(1) When Pentecost Day arrived, they were all together in one place. (2) Suddenly a sound from heaven like the howling of a fierce wind filled the entire house where they were sitting. (3) They saw what seemed to be individual flames of fire alighting on each one of them. (4) They were all filled with the Holy Spirit and began to speak in other languages as the Spirit enabled them to speak. (5) There were pious Jews from every nation under heaven living in Jerusalem. (6) When they heard this sound, a crowd gathered. They were mystified because everyone heard them speaking in their native languages. (7) They were surprised and amazed, saying, “Look, aren’t all the people who are speaking Galileans, every one of them?
Acts 2: 12 (CEB)
(12) They were all surprised and bewildered. Some asked each other, “What does this mean?”
1 Corinthians 14:13-19 (CEB)
(13) Therefore, those who speak in a tongue should pray to be able to interpret. (14) If I pray in a tongue, my spirit prays but my mind isn’t productive. (15) What should I do? I’ll pray in the Spirit, but I’ll pray with my mind too; I’ll sing a psalm in the Spirit, but I’ll sing the psalm with my mind too. (16) After all, if you praise God in the Spirit, how will the people who aren’t trained in that language say “Amen!” to your thanksgiving, when they don’t know what you are saying? (17) You may offer a beautiful prayer of thanksgiving, but the other person is not being built up. (18) I thank God that I speak in tongues more than all of you. (19) But in the church I’d rather speak five words in my right mind than speak thousands of words in a tongue so that I can teach others.
My Thoughts by Burgess Walter
This week’s lesson is about Pentecost. In the Jewish tradition this is called “Shavuot.” It is also referred to in the Old Testament as “Feast of Weeks” and “Festival of Firstfruits.”
According to the description of the holiday in the Mishna (Bikurim 3), the village people of Palestine would first assemble in the largest town of their district, bringing with them the first ripe fruits of their fields. They would them proceed on foot to the Temple in Jerusalem, where they leave their offering and be welcomed by song by the Levites. The association of Shavuot and the giving of the law was a latter tradition that came about because the agricultural aspect of Jewish life had diminished. It was in the 3rd century A.D. that the association of Shavuot with the Torah or giving of the law were linked. Shavuot is closely associated with Passover. It falls seven weeks after the first day of Passover. Hence, the Greeks called it Pentecost meaning “the holiday of fifty days.”

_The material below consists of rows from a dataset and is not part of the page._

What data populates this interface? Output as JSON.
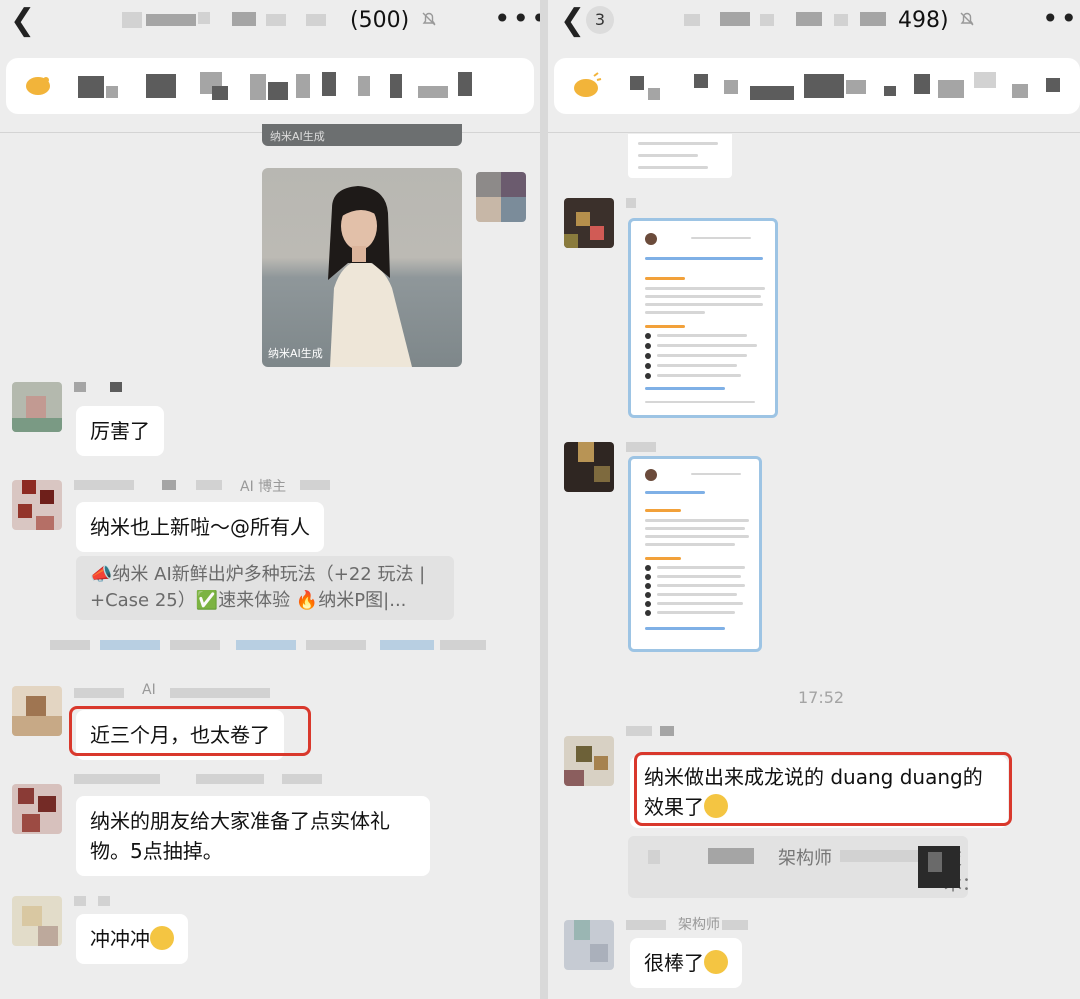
{
  "left_chat": {
    "title": "(500)",
    "image_caption": "纳米AI生成",
    "image_caption_top": "纳米AI生成",
    "messages": {
      "m1": "厉害了",
      "name2": "AI 博主",
      "m2": "纳米也上新啦～@所有人",
      "quote2": "📣纳米 AI新鲜出炉多种玩法（+22 玩法 | +Case 25）✅速来体验 🔥纳米P图|...",
      "name3": "AI",
      "m3": "近三个月，也太卷了",
      "m4": "纳米的朋友给大家准备了点实体礼物。5点抽掉。",
      "m5": "冲冲冲"
    }
  },
  "right_chat": {
    "back_badge": "3",
    "title": "498)",
    "time": "17:52",
    "messages": {
      "m1": "纳米做出来成龙说的 duang duang的效果了",
      "quote1_a": "架构师",
      "quote1_b": "技术：",
      "name2": "架构师",
      "m2": "很棒了"
    }
  },
  "colors": {
    "background": "#ededed",
    "bubble": "#ffffff",
    "highlight_border": "#d9382c",
    "quote_bg": "#e2e2e2",
    "doc_border": "#9dc4e4"
  },
  "icons": [
    "back-chevron-icon",
    "mute-bell-icon",
    "more-dots-icon",
    "announcement-icon",
    "emoji-pleading-icon",
    "emoji-smile-icon",
    "emoji-thumbs-up-icon"
  ]
}
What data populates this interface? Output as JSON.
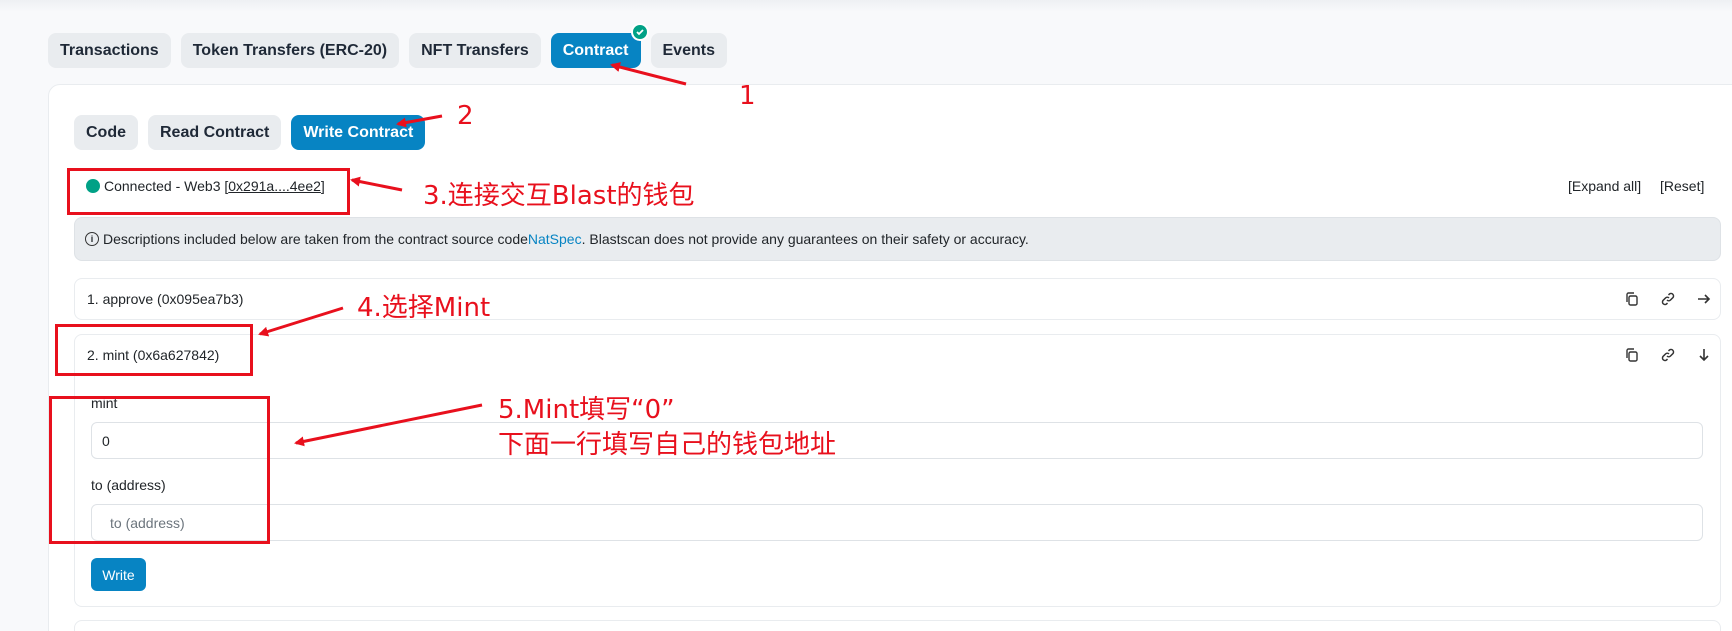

With this information it is easy to see why Jerusalem was full of people from all over the world. Many devout Jews would travel to Jerusalem for the Passover and remain for the Shavuot or Feast of Weeks. Shavuot or Atzeret as it is called in the Talmud, means “assembly” and is considered the concluding day of Passover.
This is the atmosphere in Jerusalem as the early followers of the Christ assembled together. While it seemed like wind and fire, it was not, but there was no other way to describe what was going on. It was a once in a lifetime opportunity to witness to the entire world, there would never be another day like this. The question asked by those in Jerusalem at that time is still apropos, “What does this mean?” Galileans being understood by every tribe and tongue. To me it seems to be more a miracle of understanding, than speaking in other languages.
In the church at Corinth, the speaking in tongues had become a problem, because it was being used in a way which elevated an individual instead of ministering to the entire body of believers. It had become a bragging right for some. Paul addresses the problem as delicately as he could. His answer was if it did not benefit everybody what good was it. Paul says, “(18) I thank God that I speak in tongues more than all of you. (19) But in the church I’d rather speak five words in my right mind than speak thousands of words in a tongue so that I can teach others.” That should settle it for us.
As Charles Wesley wrote on the anniversary of his conversion to Christ, “O’ For a Thousand Tongues to Sing My Great Redeemer's Praise.”